A 1992 graduate of , Kevin Collison sat in the bustling media center of his alma mater Wednesday morning helping reshape the future curriculum of local high school students.
Collison, a financial planner with Merrill Lynch, collaborated along with more than 30 business partners and South River teachers to change how kids learn in classrooms. As part of South River’s Global Communications and Public Affairs (GCPA) signature program, coordinator Linda Lamon hosted Collision and others to answer the “why?” of high school education.
“The goal is to implement real-world experience and apply it in the classroom as a way to answer the great ‘Why?’ ‘Why are we learning this?’” Lamon said.
The workshop, known as the South River Signature Overlay Training and Writing Retreat, was the first step of several to accomplish the signature program’s goal.
A wide variety of professionals attended the gathering, including state Sen. John Astle (D-Annapolis).
Former English teacher Rich Burger explained the need for innovative thinking when it comes to engaging students.
“I was the obnoxious kid in the back of the classroom asking ‘Why are we learning this stuff?’” Burger said. “If the teacher could make the connection, I was good. I had one teacher who couldn’t and I never learned.”
The strategy is about “making connections” to students so that they know the things they learn today will be implemented tomorrow, Burger said.
He added that it’s not about adding more work to the teachers, but about increasing relevance for the kids.
At tables in the media center, one educator and two to five professionals discussed innovative strategies in topic areas such as math, social studies, world languages, foundations of technology and more.

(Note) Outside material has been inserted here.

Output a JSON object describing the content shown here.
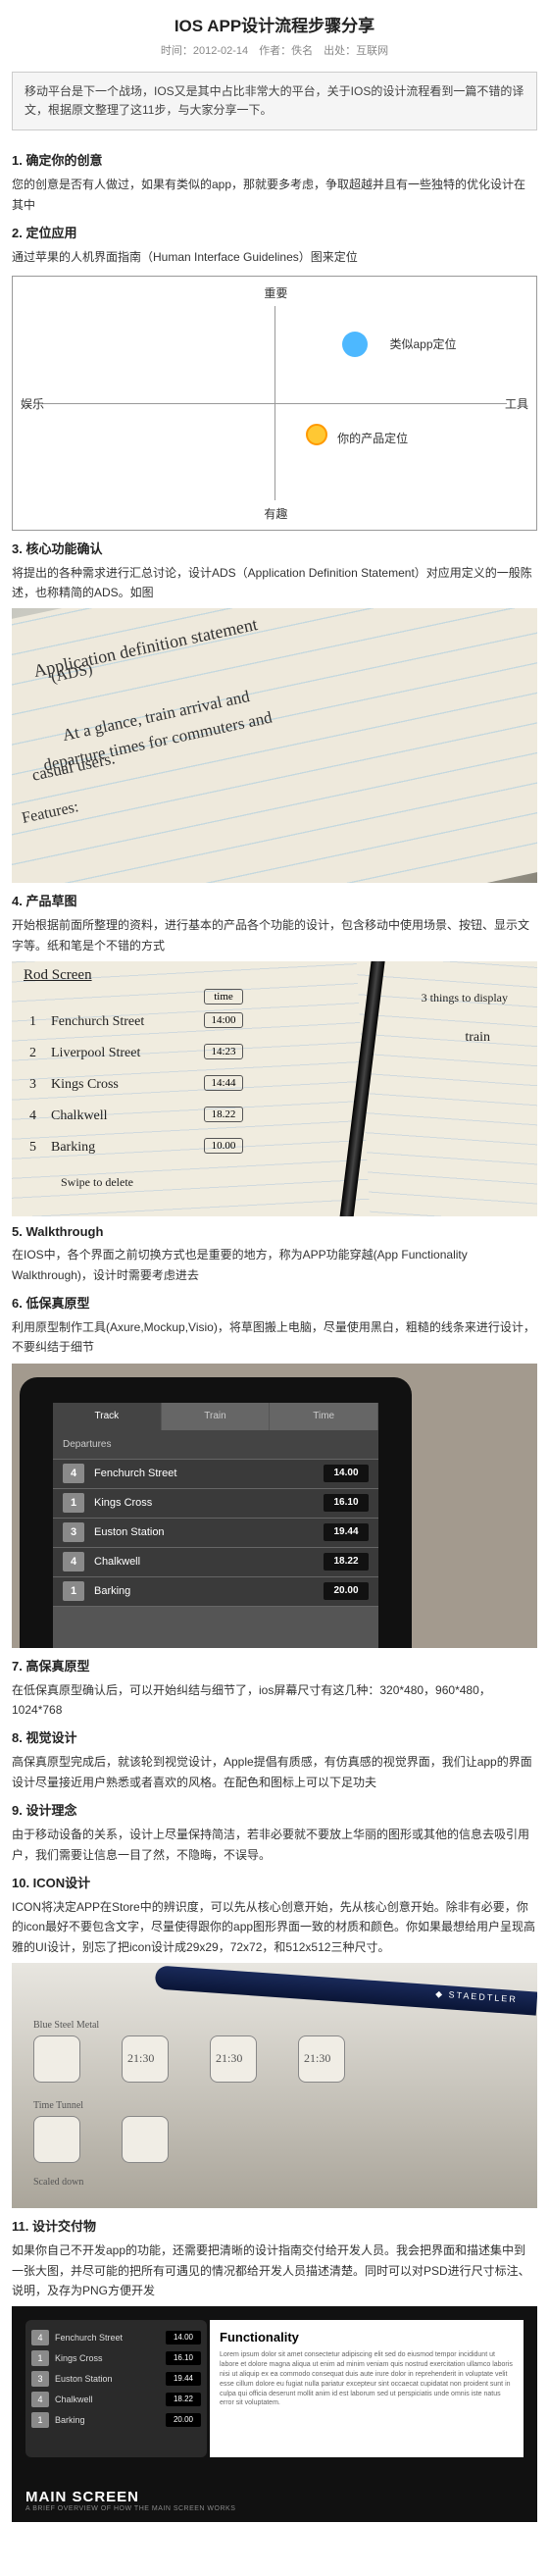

In many cases, the business partners were eager to hear how they could help the teachers inject real-life examples, specifically when it came to topics in Anne Arundel County.
At the foundations of technology table, Collison spoke with South River teachers Ryan Sackett and Sean Gold, discussing the need for student flexibility due to the ever-changing landscape of business communication.
"I do business drastically different than I did even five years ago," Collison said.
Jennifer Carr, volunteer coordinator for the South River Federation, said the workshop was a great way to connect with teachers and increase children’s exposure to real-world opportunity. Peggy Galloway, an art teacher at South River, said she felt the program will help kids understand the importance and value of hard work.
“Kids get really excited when they are working with real people,” Galloway said. “Students these days can be somewhat short on social skills—plugged into their cell phones all the time—the reality is you have to work well with people.”
The next step for the signature program is gathering the overlays written by South River teachers and sharing them with other educators throughout various departments, Lamon said.
“Every student in the school will be affected by these overlays,” Lamon said. “It helps all kids with real-life examples and problems and issues.”
The signature coordinator also said the GCPA program is set to host several hands-on projects and trips for students during the spring of 2013.